* _TASK BRIEF_: Each line that contains the word "highlighted" is to be copied from the records below.

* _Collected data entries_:
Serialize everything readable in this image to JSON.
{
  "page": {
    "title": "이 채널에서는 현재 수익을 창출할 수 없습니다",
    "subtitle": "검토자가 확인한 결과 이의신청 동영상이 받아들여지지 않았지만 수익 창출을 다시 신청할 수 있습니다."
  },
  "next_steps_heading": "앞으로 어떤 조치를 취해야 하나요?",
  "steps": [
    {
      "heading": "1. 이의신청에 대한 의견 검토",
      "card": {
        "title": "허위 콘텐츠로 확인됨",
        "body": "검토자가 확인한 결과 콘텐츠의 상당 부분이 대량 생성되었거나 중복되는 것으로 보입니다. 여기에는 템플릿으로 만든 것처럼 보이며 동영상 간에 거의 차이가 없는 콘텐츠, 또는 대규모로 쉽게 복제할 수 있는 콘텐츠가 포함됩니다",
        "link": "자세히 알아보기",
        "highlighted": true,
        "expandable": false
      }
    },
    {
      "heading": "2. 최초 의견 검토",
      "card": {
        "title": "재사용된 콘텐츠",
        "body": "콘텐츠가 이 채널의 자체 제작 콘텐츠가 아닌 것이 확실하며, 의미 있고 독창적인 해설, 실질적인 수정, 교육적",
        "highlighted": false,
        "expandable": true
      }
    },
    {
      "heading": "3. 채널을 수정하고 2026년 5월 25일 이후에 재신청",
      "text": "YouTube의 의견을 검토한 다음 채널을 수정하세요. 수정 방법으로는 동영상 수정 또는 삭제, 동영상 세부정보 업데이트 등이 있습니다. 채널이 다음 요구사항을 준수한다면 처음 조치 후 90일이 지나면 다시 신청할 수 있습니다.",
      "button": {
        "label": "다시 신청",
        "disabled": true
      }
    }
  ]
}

* _RESULT_:
        "highlighted": true,
        "highlighted": false,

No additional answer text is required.